Allows for handling complex
policy situations without writing custom code
Support for custom or unusual business rules
Building custom policies requires
a deep understanding of the call flow and underlying CPS platform
Due to the flexibility of the Policy Builder, it is possible to
create conflicting policies that can have a negative impact on system
Accessing the Policy
The Policy Builder is
the web-based client interface for the configuration of policies to the Cisco
Policy Suite. Initial accounts are created during the software installation
with the default CPS install username as
qns-svn and password as
URL to Access Policy Builder Interface:
The Policy Builder provides a PAM based and SVN based
authentication mechanism to support the authentication of Linux user
disablePamAuthentication flag is used to enable or
disable user login and to perform PAM based authentication.
The following tables describes the user roles and credentials supported:
CPS enables users to be
aware of its current privileges while accessing Policy Builder as described
If a user has read-write privilege then ADMIN is displayed adjacent to user name in the GUI.
If a user has read-only privilege then READONLY is displayed adjacent to user name in the GUI.
The hostname is displayed in the login dialog box and system banner to differentiate between open windows while performing
any operation of the CPS system. It indicates which system is being modified and prevents any errors or misconfigurations.
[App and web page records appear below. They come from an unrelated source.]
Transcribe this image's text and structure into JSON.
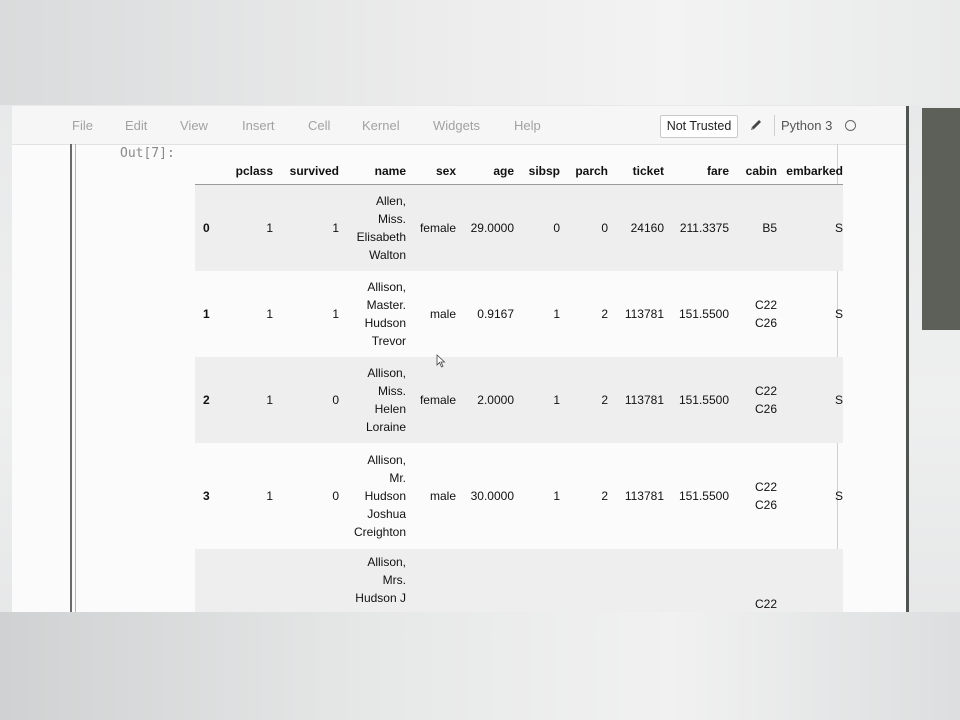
{
  "menu": {
    "items": [
      "File",
      "Edit",
      "View",
      "Insert",
      "Cell",
      "Kernel",
      "Widgets",
      "Help"
    ],
    "trust_label": "Not Trusted",
    "kernel_label": "Python 3"
  },
  "output": {
    "prompt": "Out[7]:",
    "columns": [
      "",
      "pclass",
      "survived",
      "name",
      "sex",
      "age",
      "sibsp",
      "parch",
      "ticket",
      "fare",
      "cabin",
      "embarked"
    ],
    "rows": [
      {
        "index": "0",
        "pclass": "1",
        "survived": "1",
        "name": [
          "Allen,",
          "Miss.",
          "Elisabeth",
          "Walton"
        ],
        "sex": "female",
        "age": "29.0000",
        "sibsp": "0",
        "parch": "0",
        "ticket": "24160",
        "fare": "211.3375",
        "cabin": [
          "B5"
        ],
        "embarked": "S"
      },
      {
        "index": "1",
        "pclass": "1",
        "survived": "1",
        "name": [
          "Allison,",
          "Master.",
          "Hudson",
          "Trevor"
        ],
        "sex": "male",
        "age": "0.9167",
        "sibsp": "1",
        "parch": "2",
        "ticket": "113781",
        "fare": "151.5500",
        "cabin": [
          "C22",
          "C26"
        ],
        "embarked": "S"
      },
      {
        "index": "2",
        "pclass": "1",
        "survived": "0",
        "name": [
          "Allison,",
          "Miss.",
          "Helen",
          "Loraine"
        ],
        "sex": "female",
        "age": "2.0000",
        "sibsp": "1",
        "parch": "2",
        "ticket": "113781",
        "fare": "151.5500",
        "cabin": [
          "C22",
          "C26"
        ],
        "embarked": "S"
      },
      {
        "index": "3",
        "pclass": "1",
        "survived": "0",
        "name": [
          "Allison,",
          "Mr.",
          "Hudson",
          "Joshua",
          "Creighton"
        ],
        "sex": "male",
        "age": "30.0000",
        "sibsp": "1",
        "parch": "2",
        "ticket": "113781",
        "fare": "151.5500",
        "cabin": [
          "C22",
          "C26"
        ],
        "embarked": "S"
      },
      {
        "index": "",
        "pclass": "",
        "survived": "",
        "name": [
          "Allison,",
          "Mrs.",
          "Hudson J"
        ],
        "sex": "",
        "age": "",
        "sibsp": "",
        "parch": "",
        "ticket": "",
        "fare": "",
        "cabin": [
          "C22"
        ],
        "embarked": ""
      }
    ]
  },
  "colors": {
    "menu_text": "#a2a2a2",
    "row_alt": "#eeeeee",
    "side_panel": "#5c6058"
  },
  "icons": [
    "pencil-icon",
    "kernel-idle-icon",
    "mouse-cursor-icon"
  ]
}
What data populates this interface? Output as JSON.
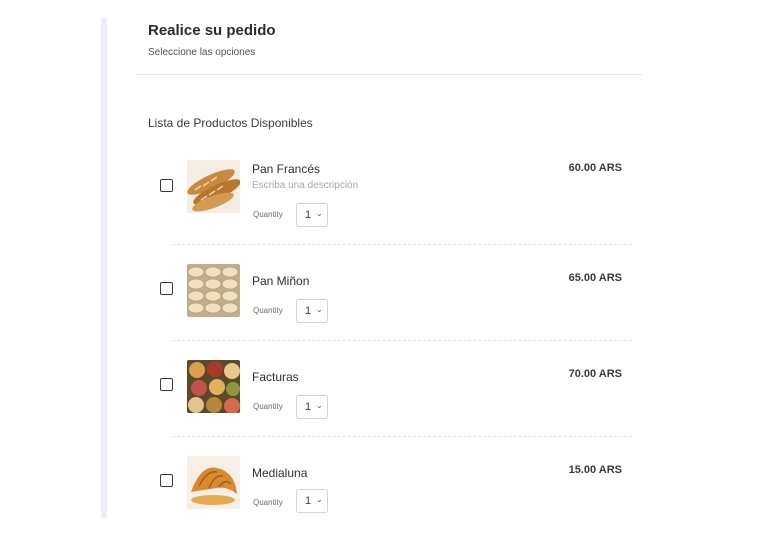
{
  "header": {
    "title": "Realice su pedido",
    "subtitle": "Seleccione las opciones"
  },
  "section_title": "Lista de Productos Disponibles",
  "quantity_label": "Quantity",
  "products": [
    {
      "name": "Pan Francés",
      "description": "Escriba una descripción",
      "quantity": "1",
      "price": "60.00 ARS",
      "checked": false,
      "image": "baguette-image"
    },
    {
      "name": "Pan Miñon",
      "description": "",
      "quantity": "1",
      "price": "65.00 ARS",
      "checked": false,
      "image": "bread-rolls-image"
    },
    {
      "name": "Facturas",
      "description": "",
      "quantity": "1",
      "price": "70.00 ARS",
      "checked": false,
      "image": "pastries-image"
    },
    {
      "name": "Medialuna",
      "description": "",
      "quantity": "1",
      "price": "15.00 ARS",
      "checked": false,
      "image": "croissant-image"
    }
  ]
}
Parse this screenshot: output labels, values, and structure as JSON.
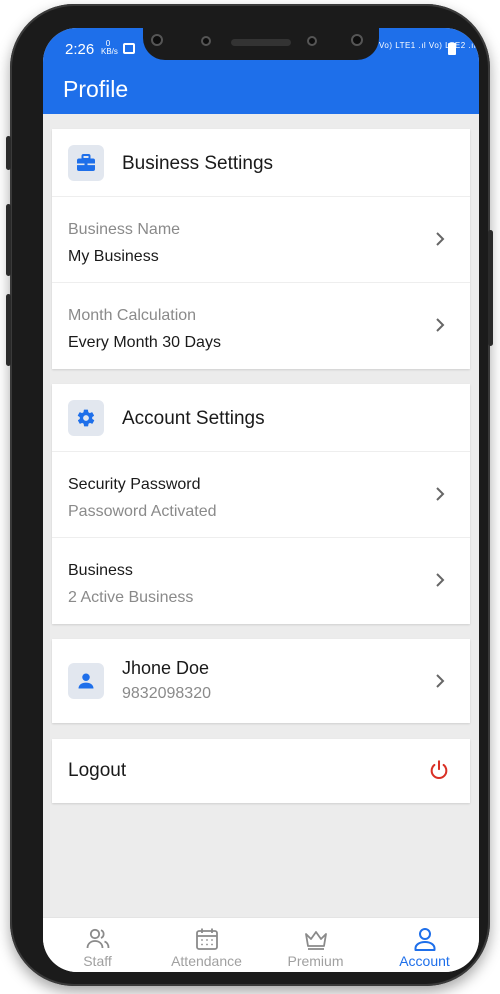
{
  "status_bar": {
    "time": "2:26",
    "speed": "0 KB/s",
    "network": "Vo) LTE1 .ıl Vo) LTE2 .ıl"
  },
  "app_bar": {
    "title": "Profile"
  },
  "business_settings": {
    "title": "Business Settings",
    "icon": "briefcase-icon",
    "rows": [
      {
        "label": "Business Name",
        "value": "My Business"
      },
      {
        "label": "Month Calculation",
        "value": "Every Month 30 Days"
      }
    ]
  },
  "account_settings": {
    "title": "Account Settings",
    "icon": "gear-icon",
    "rows": [
      {
        "title": "Security Password",
        "subtitle": "Passoword Activated"
      },
      {
        "title": "Business",
        "subtitle": "2 Active Business"
      }
    ]
  },
  "user": {
    "name": "Jhone Doe",
    "phone": "9832098320",
    "icon": "person-icon"
  },
  "logout": {
    "label": "Logout",
    "icon": "power-icon"
  },
  "bottom_nav": {
    "items": [
      {
        "label": "Staff",
        "icon": "people-icon",
        "active": false
      },
      {
        "label": "Attendance",
        "icon": "calendar-icon",
        "active": false
      },
      {
        "label": "Premium",
        "icon": "crown-icon",
        "active": false
      },
      {
        "label": "Account",
        "icon": "account-icon",
        "active": true
      }
    ]
  },
  "colors": {
    "primary": "#1e6fea",
    "danger": "#d93025",
    "background": "#ececec",
    "icon_bg": "#e2e7ef"
  }
}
The hostname is displayed when the parameter -Dhostname=lab is configured in pb/qns.conf files. If it is not configured in the qns.conf file, it is displayed as a result of the command
"hostname" on the server.
The hostname is displayed in the login panel only when the following argument is set to true: